As the town staff, planning board, and town council consider the proposed rezoning, does it matter what Mayberry’s recently adopted comprehensive plan says about the future development of this site? If so, how does the town go about plan consideration? Are there legal requirements to be met and documented?
In some states, the policy guidance set out in the plan is binding and must be followed by the town council. In other states, the council is free to ignore the plan. North Carolina follows a middle ground. The planning board and town council must consider the plan. Both boards must document that they have done so. But the plan is advisory only. The council may elect to make a rezoning decision that is contrary to the plan. State law sets procedural steps that the boards must follow. Any zoning amendment that is adopted without following those steps will be invalided if challenged in court. A new bulletin on plan consistency analysis from the School of Government, described below, sets out the law to be followed and reports on how cities and counties are doing so.

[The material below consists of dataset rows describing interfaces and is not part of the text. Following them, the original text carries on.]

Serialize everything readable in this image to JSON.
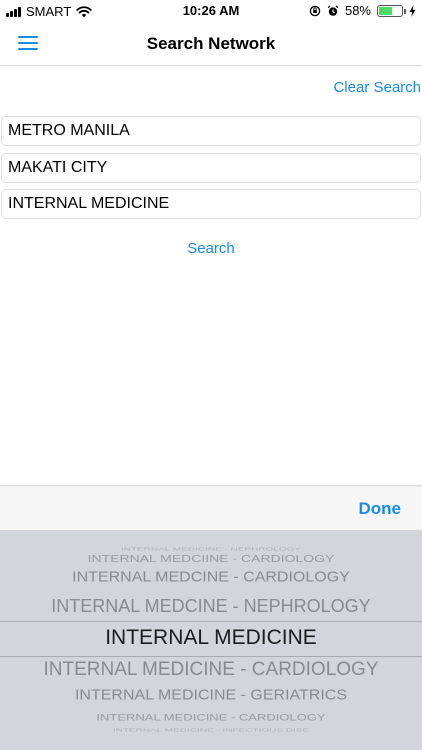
{
  "status_bar": {
    "carrier": "SMART",
    "time": "10:26 AM",
    "battery_percent": "58%",
    "battery_level": 0.58,
    "icons": [
      "signal-icon",
      "wifi-icon",
      "orientation-lock-icon",
      "alarm-icon",
      "battery-icon",
      "charging-icon"
    ]
  },
  "nav": {
    "title": "Search Network",
    "menu_icon": "hamburger-menu-icon"
  },
  "form": {
    "clear_label": "Clear Search",
    "fields": [
      {
        "value": "METRO MANILA"
      },
      {
        "value": "MAKATI CITY"
      },
      {
        "value": "INTERNAL MEDICINE"
      }
    ],
    "search_label": "Search"
  },
  "picker": {
    "done_label": "Done",
    "rows": [
      "INTERNAL MEDICINE - NEPHROLOGY",
      "INTERNAL MEDCIINE - CARDIOLOGY",
      "INTERNAL MEDCINE - CARDIOLOGY",
      "INTERNAL MEDCINE - NEPHROLOGY",
      "INTERNAL MEDICINE",
      "INTERNAL MEDICINE  - CARDIOLOGY",
      "INTERNAL MEDICINE  - GERIATRICS",
      "INTERNAL MEDICINE  - CARDIOLOGY",
      "INTERNAL MEDICINE - INFECTIOUS DISE"
    ],
    "selected": "INTERNAL MEDICINE"
  },
  "colors": {
    "accent": "#1a8ce8",
    "picker_bg": "#d2d5db",
    "battery": "#4cd964"
  }
}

Authored by: Chris McLaughlin on Friday, November 30th, 2018
What percentage of North Carolina cities and towns rely on their counties for the collection of municipal property taxes? 60%? 80%? I don’t know the exact figure, but I’m certain it’s much closer to 100% than it is to 0%. And I think it’s far more common today than it was fifty years ago.
G.S. 160A-461 authorizes any and all North Carolina local governments to “enter into contracts or agreements with each other in order to execute any undertaking.” Thanks to this statute, a city is free to contract with the county for it to provide the city property tax billing and collection services and to reimburse the county for those services. Today’s blog answers several common questions about these type of city/county agreements.